--- DATA LISTING ---
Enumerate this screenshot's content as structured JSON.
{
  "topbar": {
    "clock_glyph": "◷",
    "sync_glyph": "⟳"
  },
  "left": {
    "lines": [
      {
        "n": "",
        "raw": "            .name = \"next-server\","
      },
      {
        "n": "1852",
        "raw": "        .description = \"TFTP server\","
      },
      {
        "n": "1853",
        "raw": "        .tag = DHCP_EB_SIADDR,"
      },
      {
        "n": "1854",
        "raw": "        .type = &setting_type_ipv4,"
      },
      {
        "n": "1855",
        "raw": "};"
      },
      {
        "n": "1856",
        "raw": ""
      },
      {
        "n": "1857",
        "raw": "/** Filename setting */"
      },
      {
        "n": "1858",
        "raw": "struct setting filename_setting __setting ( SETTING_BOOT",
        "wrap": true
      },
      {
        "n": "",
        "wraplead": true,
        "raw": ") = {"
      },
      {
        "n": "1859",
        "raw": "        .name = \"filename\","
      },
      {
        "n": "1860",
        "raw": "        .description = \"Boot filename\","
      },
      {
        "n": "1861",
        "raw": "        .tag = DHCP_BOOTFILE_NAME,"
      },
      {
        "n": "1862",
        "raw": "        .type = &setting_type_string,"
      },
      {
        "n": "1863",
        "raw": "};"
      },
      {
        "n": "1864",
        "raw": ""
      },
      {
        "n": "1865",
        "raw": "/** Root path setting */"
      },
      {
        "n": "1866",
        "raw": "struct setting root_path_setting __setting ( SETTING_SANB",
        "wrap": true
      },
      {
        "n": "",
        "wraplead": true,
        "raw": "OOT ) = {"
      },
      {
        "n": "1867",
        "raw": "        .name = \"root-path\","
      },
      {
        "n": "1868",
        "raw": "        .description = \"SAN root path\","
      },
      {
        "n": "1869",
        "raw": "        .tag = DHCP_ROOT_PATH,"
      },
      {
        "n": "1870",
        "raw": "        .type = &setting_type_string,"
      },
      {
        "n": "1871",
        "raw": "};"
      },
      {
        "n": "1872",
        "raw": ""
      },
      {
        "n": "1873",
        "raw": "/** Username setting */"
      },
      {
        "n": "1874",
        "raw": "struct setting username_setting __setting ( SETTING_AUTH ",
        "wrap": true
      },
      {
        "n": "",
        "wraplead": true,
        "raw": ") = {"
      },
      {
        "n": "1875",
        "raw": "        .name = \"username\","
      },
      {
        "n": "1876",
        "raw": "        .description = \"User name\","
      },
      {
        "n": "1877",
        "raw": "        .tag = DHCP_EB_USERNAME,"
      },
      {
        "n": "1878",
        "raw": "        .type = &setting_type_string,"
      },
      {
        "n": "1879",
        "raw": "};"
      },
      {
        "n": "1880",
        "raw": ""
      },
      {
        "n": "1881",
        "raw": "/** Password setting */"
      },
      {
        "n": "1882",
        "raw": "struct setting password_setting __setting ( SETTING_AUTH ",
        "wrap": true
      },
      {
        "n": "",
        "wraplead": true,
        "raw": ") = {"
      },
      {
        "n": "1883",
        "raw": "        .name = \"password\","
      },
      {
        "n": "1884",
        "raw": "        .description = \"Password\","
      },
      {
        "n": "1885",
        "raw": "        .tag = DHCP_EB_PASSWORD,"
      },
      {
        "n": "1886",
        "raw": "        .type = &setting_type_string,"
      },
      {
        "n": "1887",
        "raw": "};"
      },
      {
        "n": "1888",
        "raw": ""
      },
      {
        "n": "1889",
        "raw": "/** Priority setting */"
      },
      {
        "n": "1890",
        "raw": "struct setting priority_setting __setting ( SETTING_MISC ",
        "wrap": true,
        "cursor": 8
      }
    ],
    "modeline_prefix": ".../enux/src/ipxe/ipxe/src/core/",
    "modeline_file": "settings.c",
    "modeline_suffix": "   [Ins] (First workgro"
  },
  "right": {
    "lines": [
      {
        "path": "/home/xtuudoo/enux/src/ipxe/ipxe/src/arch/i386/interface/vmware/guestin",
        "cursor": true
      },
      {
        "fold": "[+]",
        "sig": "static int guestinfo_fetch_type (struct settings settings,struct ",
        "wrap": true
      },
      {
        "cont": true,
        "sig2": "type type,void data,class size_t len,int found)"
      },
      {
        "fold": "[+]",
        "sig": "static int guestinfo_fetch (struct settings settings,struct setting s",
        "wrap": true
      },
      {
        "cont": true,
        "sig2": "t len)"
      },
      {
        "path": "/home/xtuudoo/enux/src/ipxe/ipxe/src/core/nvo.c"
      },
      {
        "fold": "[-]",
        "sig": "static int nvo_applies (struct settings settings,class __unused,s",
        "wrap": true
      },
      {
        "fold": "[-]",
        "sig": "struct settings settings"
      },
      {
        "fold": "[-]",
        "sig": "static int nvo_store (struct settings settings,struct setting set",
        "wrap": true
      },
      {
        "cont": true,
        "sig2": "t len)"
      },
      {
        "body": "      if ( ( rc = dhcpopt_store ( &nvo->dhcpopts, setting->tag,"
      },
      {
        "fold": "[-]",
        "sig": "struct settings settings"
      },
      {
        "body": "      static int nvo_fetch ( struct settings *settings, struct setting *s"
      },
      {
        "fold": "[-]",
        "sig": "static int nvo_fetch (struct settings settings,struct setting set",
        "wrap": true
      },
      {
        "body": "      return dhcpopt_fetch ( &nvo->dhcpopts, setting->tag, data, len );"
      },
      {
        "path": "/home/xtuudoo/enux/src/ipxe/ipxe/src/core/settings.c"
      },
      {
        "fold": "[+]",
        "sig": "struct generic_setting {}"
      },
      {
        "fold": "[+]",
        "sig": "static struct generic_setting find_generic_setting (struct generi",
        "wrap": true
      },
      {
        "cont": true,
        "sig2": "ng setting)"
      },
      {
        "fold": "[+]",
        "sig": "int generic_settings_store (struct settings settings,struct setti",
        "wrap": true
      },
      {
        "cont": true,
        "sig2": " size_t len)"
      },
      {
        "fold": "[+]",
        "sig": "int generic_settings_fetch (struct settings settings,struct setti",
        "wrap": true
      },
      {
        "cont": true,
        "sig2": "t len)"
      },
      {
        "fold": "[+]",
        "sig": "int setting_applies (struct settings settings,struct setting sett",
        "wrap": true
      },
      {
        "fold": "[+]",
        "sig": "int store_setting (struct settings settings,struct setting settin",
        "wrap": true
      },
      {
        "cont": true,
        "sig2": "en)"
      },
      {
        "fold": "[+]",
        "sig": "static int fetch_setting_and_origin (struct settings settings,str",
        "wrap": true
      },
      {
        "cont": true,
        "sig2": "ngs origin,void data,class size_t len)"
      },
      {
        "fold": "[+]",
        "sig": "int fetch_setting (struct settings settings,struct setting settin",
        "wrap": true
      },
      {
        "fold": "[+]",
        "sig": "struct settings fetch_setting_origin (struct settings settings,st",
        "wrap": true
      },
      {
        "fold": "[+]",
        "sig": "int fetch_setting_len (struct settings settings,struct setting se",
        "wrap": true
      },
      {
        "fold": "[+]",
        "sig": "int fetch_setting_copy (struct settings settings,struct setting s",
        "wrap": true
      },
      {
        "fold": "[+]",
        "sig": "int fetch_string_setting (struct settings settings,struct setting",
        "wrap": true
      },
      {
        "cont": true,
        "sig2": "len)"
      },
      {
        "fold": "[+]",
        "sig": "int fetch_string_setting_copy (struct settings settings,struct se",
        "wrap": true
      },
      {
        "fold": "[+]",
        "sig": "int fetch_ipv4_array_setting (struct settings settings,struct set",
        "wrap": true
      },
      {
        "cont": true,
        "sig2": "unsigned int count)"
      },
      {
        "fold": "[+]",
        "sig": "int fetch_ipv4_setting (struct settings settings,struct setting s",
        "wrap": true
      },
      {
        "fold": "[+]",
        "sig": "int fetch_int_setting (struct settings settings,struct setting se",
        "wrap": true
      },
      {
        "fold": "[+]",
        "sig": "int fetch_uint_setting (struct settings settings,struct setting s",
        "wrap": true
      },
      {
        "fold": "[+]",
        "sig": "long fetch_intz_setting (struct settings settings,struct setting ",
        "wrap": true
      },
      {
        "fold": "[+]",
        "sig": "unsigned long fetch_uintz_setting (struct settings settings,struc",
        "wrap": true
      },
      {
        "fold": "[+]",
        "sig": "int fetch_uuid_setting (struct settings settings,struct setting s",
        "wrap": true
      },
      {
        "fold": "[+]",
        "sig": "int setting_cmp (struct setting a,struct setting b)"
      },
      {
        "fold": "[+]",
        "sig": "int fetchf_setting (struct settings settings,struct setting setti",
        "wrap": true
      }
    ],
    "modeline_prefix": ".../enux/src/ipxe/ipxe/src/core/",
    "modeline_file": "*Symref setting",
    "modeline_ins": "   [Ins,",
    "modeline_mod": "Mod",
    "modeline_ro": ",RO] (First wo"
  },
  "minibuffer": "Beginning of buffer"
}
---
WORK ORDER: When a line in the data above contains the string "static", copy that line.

ANSWER FOR THIS EXERCISE:
        "sig": "static int guestinfo_fetch_type (struct settings settings,struct ",
        "sig": "static int guestinfo_fetch (struct settings settings,struct setting s",
        "sig": "static int nvo_applies (struct settings settings,class __unused,s",
        "sig": "static int nvo_store (struct settings settings,struct setting set",
        "body": "      static int nvo_fetch ( struct settings *settings, struct setting *s"
        "sig": "static int nvo_fetch (struct settings settings,struct setting set",
        "sig": "static struct generic_setting find_generic_setting (struct generi",
        "sig": "static int fetch_setting_and_origin (struct settings settings,str",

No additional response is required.